"We played together at the Players (Championship) for the first two days and he struggled," said McIlroy, who has recovered from a ruptured ankle ligament in time to defend his title.
"We're all going to have bad days and it just so happened that Jordan had a couple of off days whenever we were playing together.
"But I really don't think you can look too much into the head-to-head when guys are playing together, especially in the first two rounds.
"Okay, maybe if it was a final round and we were in contention to win you can maybe look into it a bit more, but first two rounds, I wouldn't put too much importance on that."
Spieth's victories at Augusta National and Chambers Bay had knocked McIlroy out of the limelight even before the latter's injury setback, but Spieth has missed the cut in both of his US PGA appearances to date, while McIlroy is a collective 34 under par since 2009, 17 shots better than anyone else in that period.
Since the US PGA became a stroke play event in 1958, only Tiger Woods in 1999-2000 and 2006-07 has won back-to-back titles. McIlroy is seeking to emulate Woods and also claim a third win in four years following victories at Kiawah Island in 2012 and Valhalla last year.
"Jordan has played phenomenal golf for the last 12 months," McIlroy said. "He's taking up a lot of the limelight this year, deservedly so. I mean it's one of the best years of golf that we have seen in a long, long time.
"I guess as well we live in such a world that everything's so reactionary and everything happens so quickly that a year ago after I won this tournament it was the Rory era, and then Jordan wins the Masters and it's the Jordan era.
"Eras last about six months these days instead of 20 years! But it's just the way the world is."

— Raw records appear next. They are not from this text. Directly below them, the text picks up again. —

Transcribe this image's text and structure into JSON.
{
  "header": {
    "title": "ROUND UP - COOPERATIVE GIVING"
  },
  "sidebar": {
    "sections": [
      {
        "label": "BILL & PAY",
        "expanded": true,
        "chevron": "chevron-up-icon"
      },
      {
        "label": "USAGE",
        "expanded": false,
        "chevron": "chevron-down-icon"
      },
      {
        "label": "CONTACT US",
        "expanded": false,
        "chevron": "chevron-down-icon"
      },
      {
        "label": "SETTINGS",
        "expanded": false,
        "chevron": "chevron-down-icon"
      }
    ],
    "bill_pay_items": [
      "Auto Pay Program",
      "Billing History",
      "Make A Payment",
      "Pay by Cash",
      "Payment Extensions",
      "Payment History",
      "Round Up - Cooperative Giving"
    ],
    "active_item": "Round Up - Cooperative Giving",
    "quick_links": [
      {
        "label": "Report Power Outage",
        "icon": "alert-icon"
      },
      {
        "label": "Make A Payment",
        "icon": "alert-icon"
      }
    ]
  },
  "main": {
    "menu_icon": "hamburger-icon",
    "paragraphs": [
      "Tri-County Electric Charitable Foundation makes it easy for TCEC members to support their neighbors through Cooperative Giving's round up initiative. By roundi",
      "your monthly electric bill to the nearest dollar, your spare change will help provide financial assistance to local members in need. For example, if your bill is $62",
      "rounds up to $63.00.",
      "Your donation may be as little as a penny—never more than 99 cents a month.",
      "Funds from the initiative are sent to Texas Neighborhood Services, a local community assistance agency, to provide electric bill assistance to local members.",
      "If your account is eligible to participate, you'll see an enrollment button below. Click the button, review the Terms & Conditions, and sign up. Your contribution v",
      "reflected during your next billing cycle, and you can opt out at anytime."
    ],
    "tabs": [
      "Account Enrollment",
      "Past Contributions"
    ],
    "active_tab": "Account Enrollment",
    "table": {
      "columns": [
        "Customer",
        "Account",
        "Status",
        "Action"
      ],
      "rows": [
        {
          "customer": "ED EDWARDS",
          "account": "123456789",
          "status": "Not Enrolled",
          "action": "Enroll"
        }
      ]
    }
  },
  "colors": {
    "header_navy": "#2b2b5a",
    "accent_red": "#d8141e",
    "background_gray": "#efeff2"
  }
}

McIlroy, Spieth and Open champion Zach Johnson were due out at 1320 local time (1920 BST), with Tiger Woods, 2010 winner Martin Kaymer and Keegan Bradley among the early groups.